Theodore Waddell

For over five decades, Theodore Waddell has pursued his passion for art. Long recognized as one of Montana’s most important contemporary artists – one who has played a significant role in the development of late Modernism in Montana and the West. His work has been labeled a tribute to the forgotten West.

While his life as a university professor gave him the tools, his two decades as a rancher gave him the perspective to create art that reflects his surrounding landscapes. Waddell divides his time between his ranches and studios in Hailey, Idaho and Sheridan, Montana where he lives with Lynn Campion, writer and photographer. The viewer of his works is exposed to the illusion of reality and is given the chance to sense the isolation and grandeur of the unforgiving land of the West. He spends much time observing the places that interest him before he paints and then captures the intensity of the modern West by stacking elements and permeating the space with seasonal light which affects nature’s colors, forms, and animal life. This process allows him to manipulate the elements and to explore beyond traditional boundaries. He creates lush dimensional paintings with a swirling impression of landscape featuring cattle, sheep and horses. Each of his paintings is titled according to the geographic location which inspired it.

As a painter he was influenced by Isabelle Johnson’s work and technique. Johnson was chairman of the art department at Eastern Montana College and a friend until her death in 1992. Waddell’s early works confined his view to more manageable tracts of landscape, restricting the skyline to a slim bar at the top of the image and flattening perspective through his choice of color.
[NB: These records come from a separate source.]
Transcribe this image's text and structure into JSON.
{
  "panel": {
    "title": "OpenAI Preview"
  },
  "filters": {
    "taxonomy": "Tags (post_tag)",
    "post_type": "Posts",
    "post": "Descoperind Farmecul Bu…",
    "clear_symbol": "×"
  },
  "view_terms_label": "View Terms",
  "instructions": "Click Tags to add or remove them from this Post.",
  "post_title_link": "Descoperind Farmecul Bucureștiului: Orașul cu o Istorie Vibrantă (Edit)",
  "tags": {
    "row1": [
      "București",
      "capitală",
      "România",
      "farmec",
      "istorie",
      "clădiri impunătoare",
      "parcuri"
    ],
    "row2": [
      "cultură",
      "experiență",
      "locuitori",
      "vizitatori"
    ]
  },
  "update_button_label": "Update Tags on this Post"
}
Waddell’s career took off in 1983 when he was invited to exhibit his work in the prestigious 2nd Western States Corcoran Exhibition which is a survey of American painting and is presented as a touring show every two years. In 2004 he was honored at the White House for having paintings in various U.S. Embassies. His works are found in private and corporate collections throughout the world.

Using his training in sculpture, Ted began to collect skulls and bones on his ranch property incorporating them into art in an effort to make the viewer consider the issue of mortality and his responsibility toward all creatures. The particular object which generates the sculpture often includes painted parts and these “trophies” are handled with humor which allows the seriousness of the content to be transformed.

Waddell attended Brooklyn Museum Art School, Montana State University, and Wayne State University. His works have been exhibited in galleries and museums throughout the country. Theodore Waddell works of steel sculpture from his early career are fixed in public places throughout Montana and on his farm in Hailey, Idaho. He also developed an interest in printmaking which began in graduate school at Wayne State and spent two years learning the rudimentary concepts. The second printmaking opportunity presented itself in the early ’80s when he was invited to create monotypes at the Experimental Workshop. He now has a fully equipped print studio where he does monotypes and woodcuts. He does his lithographs at Lawrence Lithography Workshop.

Theodore Waddell’s art is always evolving and has struck a chord with viewers of it. Washington photographer Chuck Kuhn wrote, “To my way of thinking, his art is a living treasure of the best of Montana and stands tall against any contemporary art – and not just in the West.” Bob Durden, Curator of Art for the Paris Gibson Square Museum of Art in Great Falls, Montana writes in their catalogue The Weight of Memory which describes the pictorial tradition of the West, “Theodore Waddell became one of the artistic voices who lit the way for modern and contemporary art developments in the region, and though obvious visual differences abound, an empathy and continuity exists between the works by Waddell and his artistic ancestors. Mostly gone now are the expansionist attitudes of the 19th and early 20th centuries, but much romaticism and the pictorial tradition remain in the region joined by a rich modern/contemporary tradition that Theodore Waddell has helped define.”